● What you need to do
Print the data exactly as it is given, please.

---------------

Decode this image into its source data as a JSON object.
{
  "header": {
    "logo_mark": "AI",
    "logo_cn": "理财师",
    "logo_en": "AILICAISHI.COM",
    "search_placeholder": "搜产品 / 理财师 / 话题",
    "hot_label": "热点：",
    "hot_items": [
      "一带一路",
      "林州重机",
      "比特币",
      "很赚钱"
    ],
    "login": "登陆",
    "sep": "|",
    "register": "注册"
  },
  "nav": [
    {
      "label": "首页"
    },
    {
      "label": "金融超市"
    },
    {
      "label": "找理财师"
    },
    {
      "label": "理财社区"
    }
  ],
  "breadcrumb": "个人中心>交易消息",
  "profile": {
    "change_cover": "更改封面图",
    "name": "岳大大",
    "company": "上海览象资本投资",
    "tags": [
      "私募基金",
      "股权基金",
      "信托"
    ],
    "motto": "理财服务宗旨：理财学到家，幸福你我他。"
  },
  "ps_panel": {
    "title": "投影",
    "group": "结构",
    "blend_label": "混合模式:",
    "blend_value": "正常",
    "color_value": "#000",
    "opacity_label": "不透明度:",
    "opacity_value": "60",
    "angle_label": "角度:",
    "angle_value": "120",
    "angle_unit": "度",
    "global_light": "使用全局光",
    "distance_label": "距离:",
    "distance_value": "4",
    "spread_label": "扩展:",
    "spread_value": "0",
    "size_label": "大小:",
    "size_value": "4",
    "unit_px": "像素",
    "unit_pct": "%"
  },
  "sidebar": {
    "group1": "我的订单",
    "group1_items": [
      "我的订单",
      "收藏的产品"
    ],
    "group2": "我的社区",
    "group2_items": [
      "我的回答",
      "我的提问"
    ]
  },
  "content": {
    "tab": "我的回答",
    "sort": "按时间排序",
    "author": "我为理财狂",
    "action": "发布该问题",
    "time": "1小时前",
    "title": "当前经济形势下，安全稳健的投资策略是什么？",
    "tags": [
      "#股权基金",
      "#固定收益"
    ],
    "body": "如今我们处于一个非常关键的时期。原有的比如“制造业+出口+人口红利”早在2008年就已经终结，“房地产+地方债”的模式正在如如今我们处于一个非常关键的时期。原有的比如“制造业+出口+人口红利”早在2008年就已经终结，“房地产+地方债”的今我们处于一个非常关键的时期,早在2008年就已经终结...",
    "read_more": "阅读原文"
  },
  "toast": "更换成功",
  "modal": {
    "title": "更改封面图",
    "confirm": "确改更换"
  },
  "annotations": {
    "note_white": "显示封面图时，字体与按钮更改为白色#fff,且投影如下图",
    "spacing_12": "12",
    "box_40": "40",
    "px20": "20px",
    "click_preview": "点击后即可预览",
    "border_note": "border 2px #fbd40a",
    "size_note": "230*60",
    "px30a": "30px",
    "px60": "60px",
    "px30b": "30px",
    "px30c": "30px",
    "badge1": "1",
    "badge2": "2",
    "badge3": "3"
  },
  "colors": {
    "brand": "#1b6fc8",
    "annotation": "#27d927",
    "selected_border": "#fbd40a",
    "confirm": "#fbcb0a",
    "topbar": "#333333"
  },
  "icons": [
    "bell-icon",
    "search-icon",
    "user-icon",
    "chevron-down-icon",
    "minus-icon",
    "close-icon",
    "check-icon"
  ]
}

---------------

● Your response
Decode this image into its source data as a JSON object.
{
  "header": {
    "logo_mark": "AI",
    "logo_cn": "理财师",
    "logo_en": "AILICAISHI.COM",
    "search_placeholder": "搜产品 / 理财师 / 话题",
    "hot_label": "热点：",
    "hot_items": [
      "一带一路",
      "林州重机",
      "比特币",
      "很赚钱"
    ],
    "login": "登陆",
    "sep": "|",
    "register": "注册"
  },
  "nav": [
    {
      "label": "首页"
    },
    {
      "label": "金融超市"
    },
    {
      "label": "找理财师"
    },
    {
      "label": "理财社区"
    }
  ],
  "breadcrumb": "个人中心>交易消息",
  "profile": {
    "change_cover": "更改封面图",
    "name": "岳大大",
    "company": "上海览象资本投资",
    "tags": [
      "私募基金",
      "股权基金",
      "信托"
    ],
    "motto": "理财服务宗旨：理财学到家，幸福你我他。"
  },
  "ps_panel": {
    "title": "投影",
    "group": "结构",
    "blend_label": "混合模式:",
    "blend_value": "正常",
    "color_value": "#000",
    "opacity_label": "不透明度:",
    "opacity_value": "60",
    "angle_label": "角度:",
    "angle_value": "120",
    "angle_unit": "度",
    "global_light": "使用全局光",
    "distance_label": "距离:",
    "distance_value": "4",
    "spread_label": "扩展:",
    "spread_value": "0",
    "size_label": "大小:",
    "size_value": "4",
    "unit_px": "像素",
    "unit_pct": "%"
  },
  "sidebar": {
    "group1": "我的订单",
    "group1_items": [
      "我的订单",
      "收藏的产品"
    ],
    "group2": "我的社区",
    "group2_items": [
      "我的回答",
      "我的提问"
    ]
  },
  "content": {
    "tab": "我的回答",
    "sort": "按时间排序",
    "author": "我为理财狂",
    "action": "发布该问题",
    "time": "1小时前",
    "title": "当前经济形势下，安全稳健的投资策略是什么？",
    "tags": [
      "#股权基金",
      "#固定收益"
    ],
    "body": "如今我们处于一个非常关键的时期。原有的比如“制造业+出口+人口红利”早在2008年就已经终结，“房地产+地方债”的模式正在如如今我们处于一个非常关键的时期。原有的比如“制造业+出口+人口红利”早在2008年就已经终结，“房地产+地方债”的今我们处于一个非常关键的时期,早在2008年就已经终结...",
    "read_more": "阅读原文"
  },
  "toast": "更换成功",
  "modal": {
    "title": "更改封面图",
    "confirm": "确改更换"
  },
  "annotations": {
    "note_white": "显示封面图时，字体与按钮更改为白色#fff,且投影如下图",
    "spacing_12": "12",
    "box_40": "40",
    "px20": "20px",
    "click_preview": "点击后即可预览",
    "border_note": "border 2px #fbd40a",
    "size_note": "230*60",
    "px30a": "30px",
    "px60": "60px",
    "px30b": "30px",
    "px30c": "30px",
    "badge1": "1",
    "badge2": "2",
    "badge3": "3"
  },
  "colors": {
    "brand": "#1b6fc8",
    "annotation": "#27d927",
    "selected_border": "#fbd40a",
    "confirm": "#fbcb0a",
    "topbar": "#333333"
  },
  "icons": [
    "bell-icon",
    "search-icon",
    "user-icon",
    "chevron-down-icon",
    "minus-icon",
    "close-icon",
    "check-icon"
  ]
}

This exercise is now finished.